Today marks Martin Luther King Jr. Day and it’s a time to reminisce about the great works he was able to accomplish. While MLK was the chief spokesperson for America’s Civil Rights Movement, he was no stranger to worldwide activism. More specifically, he was there to witness the Gold Coast’s first-ever independence day celebration on March 6, 1957. He not only identified with Ghana’s struggle, but also recognized a strong parallel between resistance against European colonialism in Africa and the struggle against racism in the United States. King and his wife, Coretta were invited to the independence ceremony by Ghana’s new Prime Minister, Kwame Nkrumah. They were amongst many politicians, educators, and even President Nixon.
“Well, the minute I knew I was coming to Ghana I had a very deep emotional feeling, I’m sure. Thinking of the fact that a new nation was being born symbolized something of the fact that a new order is coming into being and an old order is passing away. So that I was deeply concerned about it. And I wanted to be involved in it, and be a part of it, and notice the birth of this new nation with my own eyes.” – MLK
At midnight on 6 March, King attended the official ceremony in which the British Union Jack was lowered and the new flag of Ghana was raised and the British colony of the Gold Coast became the independent nation of Ghana. King later recalled, “As we walked out, we noticed all over the polo grounds almost a half a million people. They had waited for this hour and this moment for years” (Papers 4:159). King’s reaction to the Ghanaians’ triumph was outwardly emotional. “Before I knew it, I started weeping. I was crying for joy. And I knew about all of the struggles, and all of the pain, and all of the agony that these people had gone through for this moment” (Papers 4:160). The recently incarcerated Nkrumah and his ministers wore their prison caps at the ceremony, symbolizing their struggle to win Ghana’s freedom. King wrote “When I looked out and saw the prime minister there with his prison cap on that night, that reminded me of that fact, that freedom never comes easy. It comes through hard labor and it comes through toil”.
Published in The Papers of Martin Luther King, King wrote a letter to Kwame Nkrumah for the courtesies he extended during the Ghanaian independence celebrations:
Dr. Kwame Nkrumah, Prime Minister
Dear Dr. Nkrumah:
I have been intending to write you ever since I left Ghana in 1957 after having a most rewarding experience at your independence celebration. Words are inadequate for me to express my appreciation to you for the hospitality that you extended to me and my wife. It was most gracious of you to take time out of your extremely busy schedule and receive us for lunch at your residence. These things will remain in my thoughts so long as the cords of memory shall lengthen.

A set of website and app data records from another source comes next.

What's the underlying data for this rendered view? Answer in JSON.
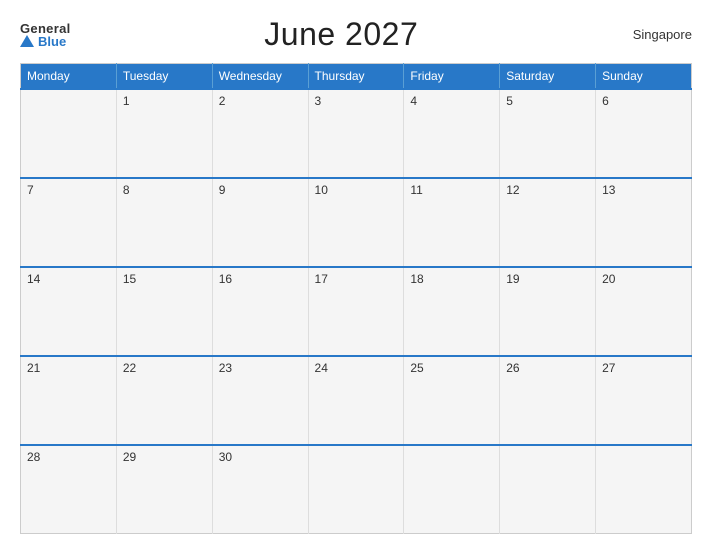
{
  "header": {
    "logo_general": "General",
    "logo_blue": "Blue",
    "title": "June 2027",
    "region": "Singapore"
  },
  "calendar": {
    "days": [
      "Monday",
      "Tuesday",
      "Wednesday",
      "Thursday",
      "Friday",
      "Saturday",
      "Sunday"
    ],
    "weeks": [
      [
        "",
        "1",
        "2",
        "3",
        "4",
        "5",
        "6"
      ],
      [
        "7",
        "8",
        "9",
        "10",
        "11",
        "12",
        "13"
      ],
      [
        "14",
        "15",
        "16",
        "17",
        "18",
        "19",
        "20"
      ],
      [
        "21",
        "22",
        "23",
        "24",
        "25",
        "26",
        "27"
      ],
      [
        "28",
        "29",
        "30",
        "",
        "",
        "",
        ""
      ]
    ]
  }
}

Since that time I have watched you and the growth of your nation with great pride. I am sorry that I was in Mexico last summer when you were in the United States and did not have an opportunity to attend any of the affairs in your honor.2 I have just returned to the United States from India and I was more than delighted to learn from Prime Minister Nehru and many others that you had been in India a month or so earlier and that your impact on the Indian people was tremendous.
I am sending you, under separate cover, a copy of my book, Stride Toward Freedom. which was published a few months ago. It is an account of our bus boycott in Montgomery, Alabama and also an exposition of my philosophical and theological convictions on nonviolence.
I certainly hope that our paths will cross again in the not-too-distant future. If I come to Nigeria next year for the independence celebration, I will certainly plan to stop by Ghana.3
Very sincerely yours,
Martin Luther King, Jr.